In the article Enduring Traditions of Life and Commerce found in Grantmakers in the Arts Richard West tells a story of Mrs. Matt a basket-maker who was asked to teach a class at a local university. Just into the first month the students started to complain that all they had done was sing songs, and wanted to know when they were going to start making baskets. Their teacher Mrs. Matt was surprised she was teaching them to make baskets. The songs she was teaching are the ones that are needed to be sung while the basket materials are being soften in ones mouth. The students still complained and Mrs. Matt explained to them that a basket is a song made visible. As mentioned many of the materials that are used are traditionally chewed or softened in ones mouth, the Cheyenne people are becoming concerned with the pesticide, chemicals and herbicides that are used to control undesirable plants in their environment. Many of the grassed and plants that they use for basket making are being poisoned and quality of the plants is being affected. Not to mention that it is making the weavers and the gathers sick. (West) The basket is a container for holding and storing things, for sharing things, and for giving things away in, weather it is grain, a song or a story baskets and weaving are very important in indigenous cultures.

David Wade, Cassie, Kelly and Joanne said thanks.

Share this moment

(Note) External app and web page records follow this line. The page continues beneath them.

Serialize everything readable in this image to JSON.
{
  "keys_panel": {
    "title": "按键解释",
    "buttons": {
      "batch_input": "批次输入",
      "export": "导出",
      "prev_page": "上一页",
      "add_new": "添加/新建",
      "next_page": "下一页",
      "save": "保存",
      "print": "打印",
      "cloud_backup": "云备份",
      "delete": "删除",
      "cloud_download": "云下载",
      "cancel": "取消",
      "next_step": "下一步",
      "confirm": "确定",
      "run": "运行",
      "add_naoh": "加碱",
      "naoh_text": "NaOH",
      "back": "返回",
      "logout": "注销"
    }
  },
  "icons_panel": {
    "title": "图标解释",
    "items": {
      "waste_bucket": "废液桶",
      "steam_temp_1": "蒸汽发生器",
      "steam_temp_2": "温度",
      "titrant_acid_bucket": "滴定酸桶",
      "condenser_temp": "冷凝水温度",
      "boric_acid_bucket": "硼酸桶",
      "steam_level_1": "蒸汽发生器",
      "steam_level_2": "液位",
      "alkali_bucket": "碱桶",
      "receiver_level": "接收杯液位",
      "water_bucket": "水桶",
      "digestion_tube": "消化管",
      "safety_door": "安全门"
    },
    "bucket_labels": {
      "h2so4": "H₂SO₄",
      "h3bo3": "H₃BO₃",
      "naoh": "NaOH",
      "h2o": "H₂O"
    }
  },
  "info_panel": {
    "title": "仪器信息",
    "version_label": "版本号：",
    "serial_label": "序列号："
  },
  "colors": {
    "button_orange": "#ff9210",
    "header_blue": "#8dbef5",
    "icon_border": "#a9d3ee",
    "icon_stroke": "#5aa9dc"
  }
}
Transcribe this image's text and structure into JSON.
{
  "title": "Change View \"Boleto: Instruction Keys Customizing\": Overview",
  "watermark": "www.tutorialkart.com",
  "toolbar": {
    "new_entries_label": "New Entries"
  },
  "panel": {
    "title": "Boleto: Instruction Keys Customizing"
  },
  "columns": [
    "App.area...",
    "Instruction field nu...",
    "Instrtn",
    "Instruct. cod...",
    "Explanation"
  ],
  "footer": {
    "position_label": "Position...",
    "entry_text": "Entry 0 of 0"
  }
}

Barbara Shaw-Ings

Education Student

Create a free account

Have an account? Sign in.

Sign up with Facebook